Requirement: When a line in the listing below contains the word "爆炸性环境", return a copy of that line.

Available data:
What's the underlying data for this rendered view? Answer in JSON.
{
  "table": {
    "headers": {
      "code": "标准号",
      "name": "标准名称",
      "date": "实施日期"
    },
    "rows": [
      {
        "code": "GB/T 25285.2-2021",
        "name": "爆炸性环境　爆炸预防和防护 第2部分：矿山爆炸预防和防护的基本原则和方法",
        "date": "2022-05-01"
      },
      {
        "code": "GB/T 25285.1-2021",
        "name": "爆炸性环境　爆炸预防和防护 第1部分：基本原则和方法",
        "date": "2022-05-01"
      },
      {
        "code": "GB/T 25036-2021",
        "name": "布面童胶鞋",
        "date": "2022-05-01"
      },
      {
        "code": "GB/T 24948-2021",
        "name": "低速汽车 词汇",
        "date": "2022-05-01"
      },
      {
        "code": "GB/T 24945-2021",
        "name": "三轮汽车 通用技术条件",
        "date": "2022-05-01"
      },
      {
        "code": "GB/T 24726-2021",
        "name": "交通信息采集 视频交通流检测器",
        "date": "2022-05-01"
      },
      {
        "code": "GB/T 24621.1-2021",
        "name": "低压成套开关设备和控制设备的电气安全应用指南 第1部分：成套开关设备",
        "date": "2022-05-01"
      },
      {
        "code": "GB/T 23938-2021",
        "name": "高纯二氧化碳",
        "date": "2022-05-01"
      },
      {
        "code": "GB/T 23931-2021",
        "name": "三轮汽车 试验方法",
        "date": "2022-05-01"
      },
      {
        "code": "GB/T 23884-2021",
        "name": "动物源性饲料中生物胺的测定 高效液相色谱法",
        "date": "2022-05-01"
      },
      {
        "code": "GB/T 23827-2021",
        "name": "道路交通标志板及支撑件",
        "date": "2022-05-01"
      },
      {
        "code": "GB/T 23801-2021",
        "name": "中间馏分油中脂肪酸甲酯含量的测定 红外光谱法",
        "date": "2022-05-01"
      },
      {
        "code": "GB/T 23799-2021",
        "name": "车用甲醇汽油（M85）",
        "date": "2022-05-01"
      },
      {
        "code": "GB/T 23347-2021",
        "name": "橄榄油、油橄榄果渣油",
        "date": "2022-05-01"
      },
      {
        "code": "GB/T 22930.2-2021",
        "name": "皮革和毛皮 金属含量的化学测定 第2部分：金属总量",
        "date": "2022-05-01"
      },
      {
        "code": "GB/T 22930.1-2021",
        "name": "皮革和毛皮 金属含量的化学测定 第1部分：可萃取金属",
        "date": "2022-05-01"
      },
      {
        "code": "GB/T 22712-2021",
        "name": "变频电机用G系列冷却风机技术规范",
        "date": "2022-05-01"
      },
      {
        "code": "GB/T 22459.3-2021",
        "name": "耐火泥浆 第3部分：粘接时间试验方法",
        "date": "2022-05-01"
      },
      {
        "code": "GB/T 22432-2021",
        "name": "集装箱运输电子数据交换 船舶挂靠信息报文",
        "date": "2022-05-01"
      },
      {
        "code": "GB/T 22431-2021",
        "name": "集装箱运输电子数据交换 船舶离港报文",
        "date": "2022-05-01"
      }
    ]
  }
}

Answer box:
        "name": "爆炸性环境　爆炸预防和防护 第2部分：矿山爆炸预防和防护的基本原则和方法",
        "name": "爆炸性环境　爆炸预防和防护 第1部分：基本原则和方法",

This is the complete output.